Iron ore industry likely turbulent through 2020
With the disruption of supplies from India, concerns over slowing economic growth in China, and the effects of large stockpiles forcing the price of iron ore through a series of supposed “price floors,” the iron ore industry has faced a turbulent time during 2011 and 2012. While the price of iron ore appears set to make a partial recovery, a new report from Roskill’s offers a market outlook to 2020.
Increased concentration, vertical integration and foreign ownership is likely.
From 2006 to 2011, the promise of a high return on investment led to a decrease in the concentration of corporate control of seaborne trade in iron ore. During this period, the share of seaborne trade controlled by Rio Tinto, BHP Billiton and Vale (the “Big Three”) fell to 57.3 percent of the world total. This trend is expected to reverse to 2020, as the limited availability of capital will make securing project financing increasingly difficult for emerging producers. Much of the increase in capacity is expected to come from capacity expansions in Australia and Brazil and from projects backed by leading steel producers seeking to secure future supply.
New capacity will exceed growth in demand and force high-cost operations out of the market.
Downward revisions in the long-term outlook for iron ore demand and prices are likely to lead to the delay, suspension or cancellation of a large number of projects. Nonetheless, Roskill estimates that 425 metric tons per year (mtpy) of nameplate capacity will be added from the middle of 2012 to the end of 2014 and that capacity additions will continue to exceed 100 mtpy through to 2020. These additions are likely to exceed demand growth and mostly represent low to medium-cost operations. Consequently, producers at the higher end of the cost curve – particularly those in China – will gradually find themselves unable to compete in the open market.
Demand for steel is expected to grow at a slower rate.
In 2012, a destocking phase among steel producers depressed demand for iron ore and the World Steel Association expects apparent consumption of finished steel products to grow by only 2.1 percent in 2012, down from 6.2 percent in 2011. A partial recovery appears likely, as the construction sector in China and increased infrastructure spending will support growth in demand. During the period to 2020, however, rising demand from other emerging nations is unlikely to fully offset the slowing pace of growth in the intensity of steel use in China, as this country approaches a peak in per capita steel consumption.
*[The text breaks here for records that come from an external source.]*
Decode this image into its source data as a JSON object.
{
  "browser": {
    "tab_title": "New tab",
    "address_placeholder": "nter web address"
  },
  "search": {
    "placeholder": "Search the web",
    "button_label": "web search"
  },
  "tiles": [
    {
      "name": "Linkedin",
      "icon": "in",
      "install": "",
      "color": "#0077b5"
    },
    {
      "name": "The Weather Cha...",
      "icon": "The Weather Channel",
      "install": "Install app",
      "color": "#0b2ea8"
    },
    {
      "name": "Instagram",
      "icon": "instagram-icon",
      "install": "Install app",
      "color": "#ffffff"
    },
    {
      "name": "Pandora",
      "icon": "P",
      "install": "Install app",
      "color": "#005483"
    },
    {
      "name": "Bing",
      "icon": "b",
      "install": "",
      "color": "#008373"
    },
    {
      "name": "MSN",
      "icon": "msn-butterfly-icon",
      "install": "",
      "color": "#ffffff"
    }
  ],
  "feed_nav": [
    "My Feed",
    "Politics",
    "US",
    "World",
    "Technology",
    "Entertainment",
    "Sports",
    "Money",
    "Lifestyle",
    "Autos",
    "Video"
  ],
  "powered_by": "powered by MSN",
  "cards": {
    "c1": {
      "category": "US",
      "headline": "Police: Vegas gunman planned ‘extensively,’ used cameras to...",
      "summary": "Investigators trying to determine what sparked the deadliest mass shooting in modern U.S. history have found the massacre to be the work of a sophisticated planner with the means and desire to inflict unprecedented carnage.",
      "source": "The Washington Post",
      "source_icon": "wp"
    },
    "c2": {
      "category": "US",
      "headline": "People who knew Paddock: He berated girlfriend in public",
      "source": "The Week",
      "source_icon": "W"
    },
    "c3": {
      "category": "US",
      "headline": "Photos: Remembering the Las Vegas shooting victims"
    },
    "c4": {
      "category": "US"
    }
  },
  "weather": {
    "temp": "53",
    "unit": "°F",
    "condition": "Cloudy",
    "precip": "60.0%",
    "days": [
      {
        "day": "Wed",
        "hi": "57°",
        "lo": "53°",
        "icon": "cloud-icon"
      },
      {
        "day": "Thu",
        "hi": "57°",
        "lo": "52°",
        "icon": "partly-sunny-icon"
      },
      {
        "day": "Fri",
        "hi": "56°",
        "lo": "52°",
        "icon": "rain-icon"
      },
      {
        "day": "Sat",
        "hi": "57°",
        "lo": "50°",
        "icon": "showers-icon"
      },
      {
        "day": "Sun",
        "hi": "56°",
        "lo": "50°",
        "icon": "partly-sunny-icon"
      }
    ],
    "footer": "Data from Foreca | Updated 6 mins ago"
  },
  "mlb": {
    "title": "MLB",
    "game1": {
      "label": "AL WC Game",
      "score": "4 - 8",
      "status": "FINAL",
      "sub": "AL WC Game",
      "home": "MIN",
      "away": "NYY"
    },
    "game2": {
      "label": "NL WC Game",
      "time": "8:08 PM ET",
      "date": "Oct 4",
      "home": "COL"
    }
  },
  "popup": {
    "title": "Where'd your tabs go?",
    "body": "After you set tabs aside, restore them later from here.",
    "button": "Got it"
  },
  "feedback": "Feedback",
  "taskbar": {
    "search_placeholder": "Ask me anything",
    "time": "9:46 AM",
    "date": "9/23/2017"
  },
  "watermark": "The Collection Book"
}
Roskill expects growth in apparent crude steel use to average 2.9 percent per year from 2012 to 2020. Owing to the ongoing shift of steel production to countries with a higher use of iron ore per unit of steel, Roskill forecasts that demand for iron ore, at 3.1 percent per year, will marginally outpace steel demand, despite a relative increase in the use of scrap metal.
Prices are likely to remain volatile.
Uncertainty over the Eurozone affects the iron ore industry through its effect on demand, as well as on the reduced availability and higher cost of capital. Revisions of figures on Chinese growth targets and performance are likely to result in further short-term peaks and troughs, although much of the adjustment to a more realistic outlook has already taken place – albeit some rebound from excessive and unwarranted pessimism may be expected. Other risk factors include growing resource nationalism, particularly in Africa, highly unpredictable energy costs, rising labor costs and the fate of the Indian mining industry following the mining bans in Goa and Karnataka states.
Following the slump in prices from June to September 2012, Roskill expects prices to remain above $120 per ton until the end of 2014, while a restocking phase may push prices towards $135 per ton during 2013, although large fluctuations are not unlikely. As new capacity comes on-stream, the industry’s price floor will gradually drop and Roskill expects that the $100 per ton price level will be repeatedly tested and eventually broken towards 2015. In its baseline scenario, and adjusting for inflation, Roskill expects that prices may trend towards $85 to $95 per ton during 2016 to 2020.